Front, Back, and Other Buffers
OpenGL stores and manipulates pixel data in a framebuffer. The framebuffer consists of a set of logical buffers: color, depth, accumulation, and stencil buffers. The color buffer itself consists of a set of logical buffers; this set can include a front-left, a front-right, a back-left, a back-right, and some number of auxiliary buffers. A particular pixel format or OpenGL implementation may not supply all of these buffers. For example, the current version of Microsoft's implementation of OpenGL in Windows NT/2000 and Windows 95/98 does not support stereoscopic images, so a pixel format cannot have left and right color buffers. In addition, the current version does not support auxiliary buffers. For more information on OpenGL buffers and the OpenGL functions that operate on them, see the OpenGL Reference Manual and the OpenGL Programming Guide.
Microsoft's implementation of OpenGL inWindows NT/2000 and Windows 95/98 supports double buffering of images. This is a technique in which an application draws pixels to an off-screen buffer, and then, when that image is ready for display, copies the contents of the off-screen buffer to an on-screen buffer. Double buffering enables smooth image changes, which are especially important for animated images.
Two color buffers are available to applications that use double buffering: a front buffer and a back buffer. By default, drawing commands are directed to the back buffer (the off-screen buffer), while the front buffer is displayed on the screen. When the off-screen buffer is ready for display, you call SwapBuffers, and Windows NT/2000 and Windows 95/98 copies the contents of the off-screen buffer to the on-screen buffer.
The generic implementation uses a device-independent bitmap (DIB) as the back buffer and the screen display as the front buffer. Hardware devices and their drivers may use different approaches.

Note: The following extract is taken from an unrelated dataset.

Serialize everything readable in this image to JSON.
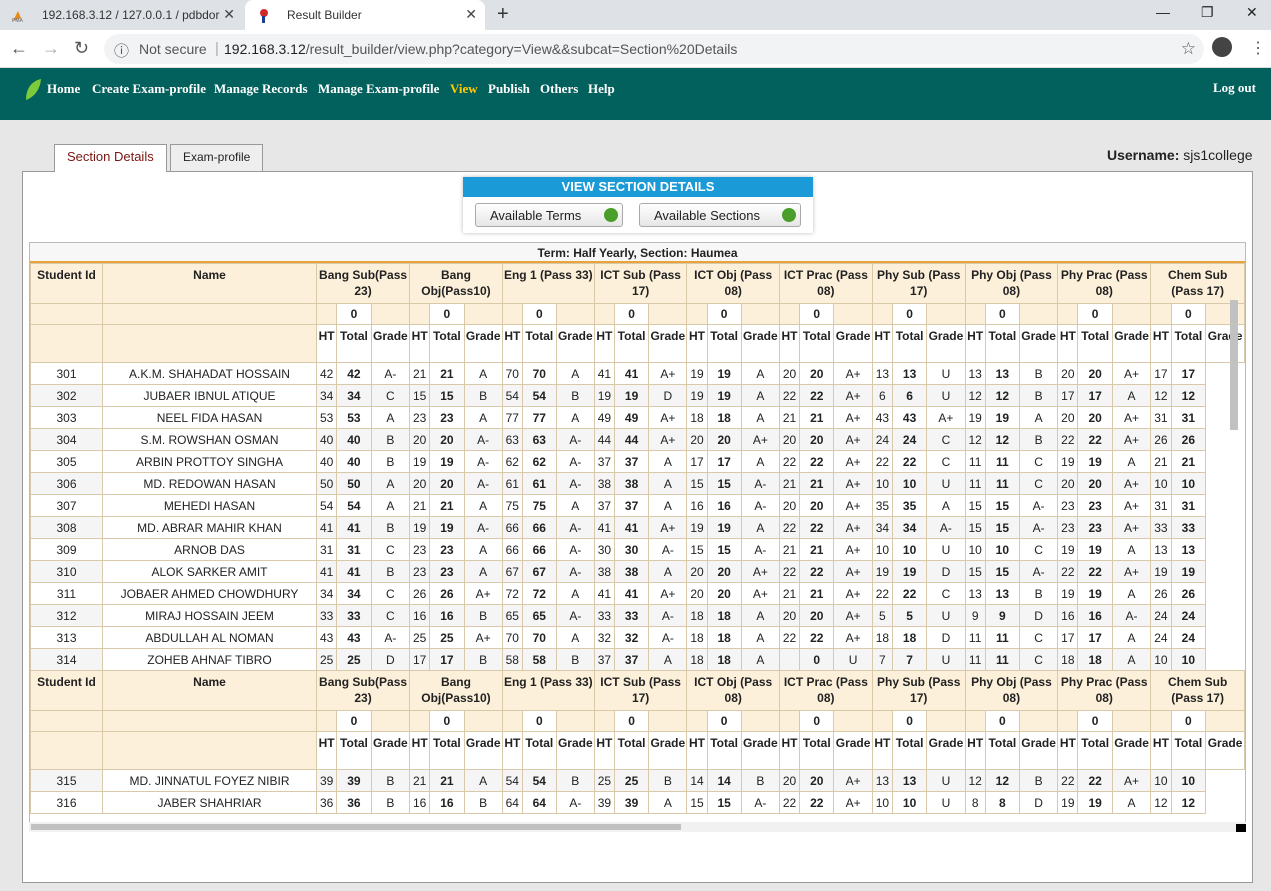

The OpenGL core function, glDrawBuffer, selects buffers for writing and clearing.